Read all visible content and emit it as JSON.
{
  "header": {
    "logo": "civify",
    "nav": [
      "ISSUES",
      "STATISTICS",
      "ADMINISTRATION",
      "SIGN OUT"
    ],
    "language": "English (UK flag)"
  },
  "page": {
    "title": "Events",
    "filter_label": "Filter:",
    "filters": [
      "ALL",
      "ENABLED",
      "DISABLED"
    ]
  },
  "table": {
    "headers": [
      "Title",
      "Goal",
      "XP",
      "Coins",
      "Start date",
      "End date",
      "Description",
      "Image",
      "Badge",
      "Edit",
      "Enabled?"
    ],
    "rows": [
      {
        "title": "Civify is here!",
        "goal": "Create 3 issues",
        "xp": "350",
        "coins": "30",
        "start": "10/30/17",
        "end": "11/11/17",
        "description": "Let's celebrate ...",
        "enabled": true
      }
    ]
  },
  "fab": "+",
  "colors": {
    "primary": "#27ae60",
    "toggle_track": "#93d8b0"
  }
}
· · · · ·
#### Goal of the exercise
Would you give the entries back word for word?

#### Result for this exercise
Read all visible content and emit it as JSON.
{
  "header": {
    "logo": "civify",
    "nav": [
      "ISSUES",
      "STATISTICS",
      "ADMINISTRATION",
      "SIGN OUT"
    ],
    "language": "English (UK flag)"
  },
  "page": {
    "title": "Events",
    "filter_label": "Filter:",
    "filters": [
      "ALL",
      "ENABLED",
      "DISABLED"
    ]
  },
  "table": {
    "headers": [
      "Title",
      "Goal",
      "XP",
      "Coins",
      "Start date",
      "End date",
      "Description",
      "Image",
      "Badge",
      "Edit",
      "Enabled?"
    ],
    "rows": [
      {
        "title": "Civify is here!",
        "goal": "Create 3 issues",
        "xp": "350",
        "coins": "30",
        "start": "10/30/17",
        "end": "11/11/17",
        "description": "Let's celebrate ...",
        "enabled": true
      }
    ]
  },
  "fab": "+",
  "colors": {
    "primary": "#27ae60",
    "toggle_track": "#93d8b0"
  }
}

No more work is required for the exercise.